The correct word to describe the whole transition is ‘climacteric’.




According to The Mayo Clinic “Peri-menopause means ‘around menopause’ and refers to the time during which your body makes the natural transition to menopause, marking the end of the reproductive years. Perimenopause is also called the menopausal transition”.


Menopause can cause many changes in the body, and the symptoms are primarily due to the decreased production of oestrogen and progesterone in the ovaries.


It will begin a few years before periods stop, and one of the things that are noticed is the irregularity of periods, perhaps being a day or two early or late.  The timing will become more erratic, and the bleed may change too. A woman may experience sleep disturbance, anxiety, hot flushes, lower sex drive, fatigue, vaginal dryness, urine leakage when coughing or sneezing. The body starts producing less ovarian follicles (small sacs filled with fluid that are found inside the ovaries. They secrete hormones which influence the stages of the menstrual cycle. Each has the potential to release an egg for fertilization).




Post-menopause refers to the time when all periods have stopped, and a woman has not had a bleed for 12 months. After this time, some women experience a reduction in symptoms, hot flushes may reduce or go away. However, this is not the case for many women and indeed the symptoms may worsen. A reduction in oestrogen can also result in an increased risk of osteoporosis in post-menopausal women. The drop of oestrogen leads to more bone resorption than formation, ultimately resulting in bone density loss.


In Conclusion.


The whole subject of menopause is gaining traction in mainstream media, at government level and in the corporate world – there is a greater understanding emerging as to the life altering symptoms that menopause causes, and a positivity that women are finally being heard – there is no need for the archaic treatment of menopausal women, it is merely a natural biological process, a transition, a process which all women go through.


Davina McCall has done much to help the cause in her Channel 4 programme entitled Davina McCall: Sex, Myths, and the Menopause.


Jo Whiley has talked openly in an interview with The Times, Entertainment & Arts in November 2021, about how she was struggling with menopause symptoms at the same time her Radio 2 show with Simon Mayo was being criticized. She says “I’ll be doing fine then it hits me: low self-esteem, low confidence. I don’t feel like myself at all. It’s quite daunting. It happens every couple of months. I don’t want to see anyone. My eyes are really sore. I get a burning mouth and tongue. I really get the wobbles”.


In an article by Helen Catt, Political Correspondent in The Times, she talks with Adelle Martin who runs a pub in Rochester in Kent about her journey through menopause. Adelle is quoted as saying “The menopause made me feel I was disappearing inside myself”.

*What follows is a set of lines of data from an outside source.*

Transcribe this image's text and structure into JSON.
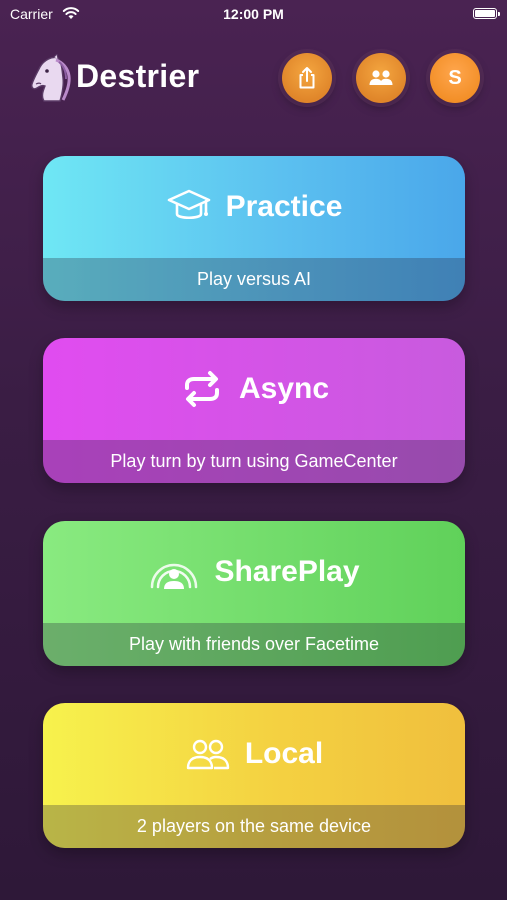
{
  "status_bar": {
    "carrier": "Carrier",
    "time": "12:00 PM"
  },
  "header": {
    "app_title": "Destrier",
    "logo_icon": "horse-head-logo",
    "buttons": [
      {
        "name": "share-button",
        "icon": "share-icon"
      },
      {
        "name": "friends-button",
        "icon": "people-icon"
      },
      {
        "name": "profile-button",
        "label": "S"
      }
    ],
    "accent_color": "#f0922c"
  },
  "modes": [
    {
      "title": "Practice",
      "subtitle": "Play versus AI",
      "icon": "graduation-cap-icon",
      "color": "#5cc1f0"
    },
    {
      "title": "Async",
      "subtitle": "Play turn by turn using GameCenter",
      "icon": "repeat-arrows-icon",
      "color": "#d653e8"
    },
    {
      "title": "SharePlay",
      "subtitle": "Play with friends over Facetime",
      "icon": "shareplay-icon",
      "color": "#6ddc66"
    },
    {
      "title": "Local",
      "subtitle": "2 players on the same device",
      "icon": "two-people-icon",
      "color": "#f4d141"
    }
  ]
}
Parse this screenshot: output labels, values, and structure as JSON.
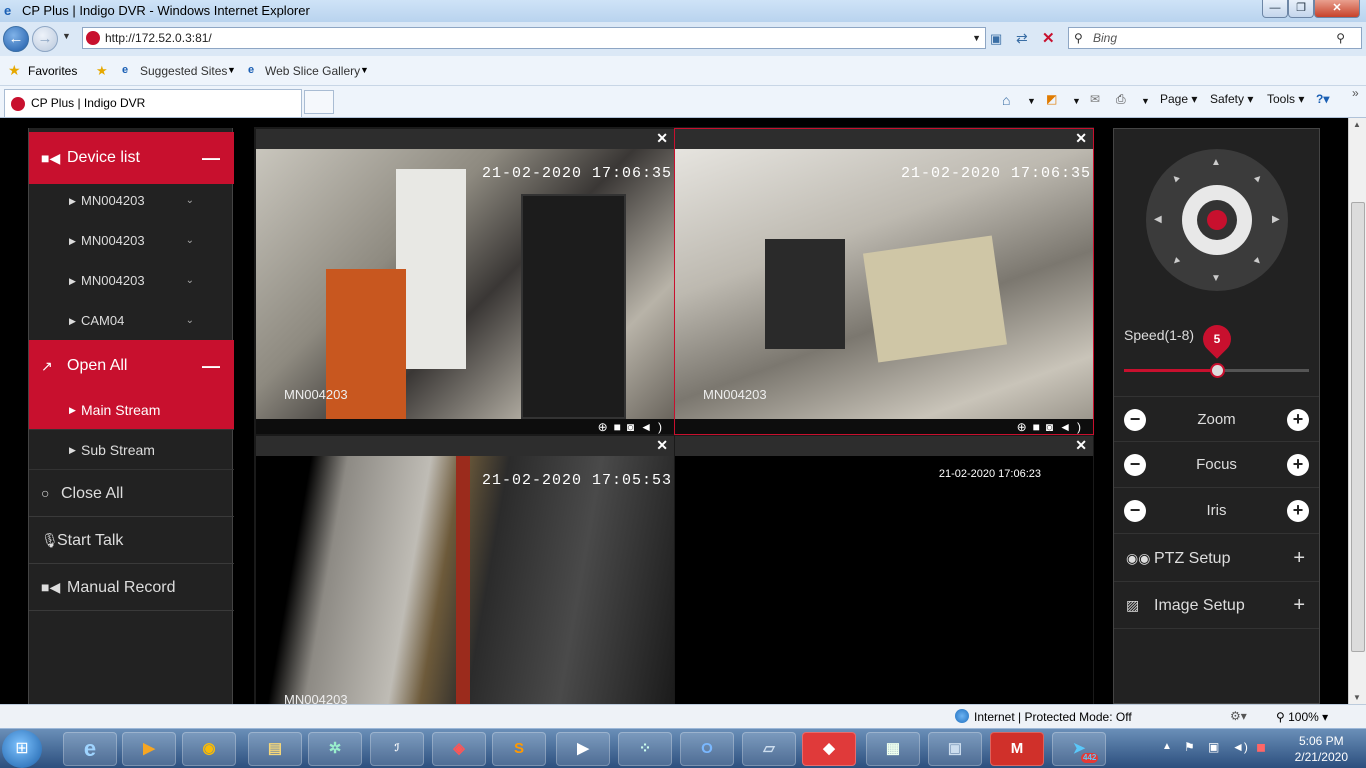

Shhh… Menopausal Wellness are here as a sounding board and here to help everyone along the way.  Our menopausal product range formulated with natural pure essential oils with the addition of magnesium are here to help. 

Reduce feelings of anxiety with our Allay Anxiety Magnesium Mist, or diffuser blend. Sleep more soundly with our Sleep Sound Magnesium H20, or diffuser blend. Relax in bath salts smelling deliciously of essential oils, add a drop or two of bath oil.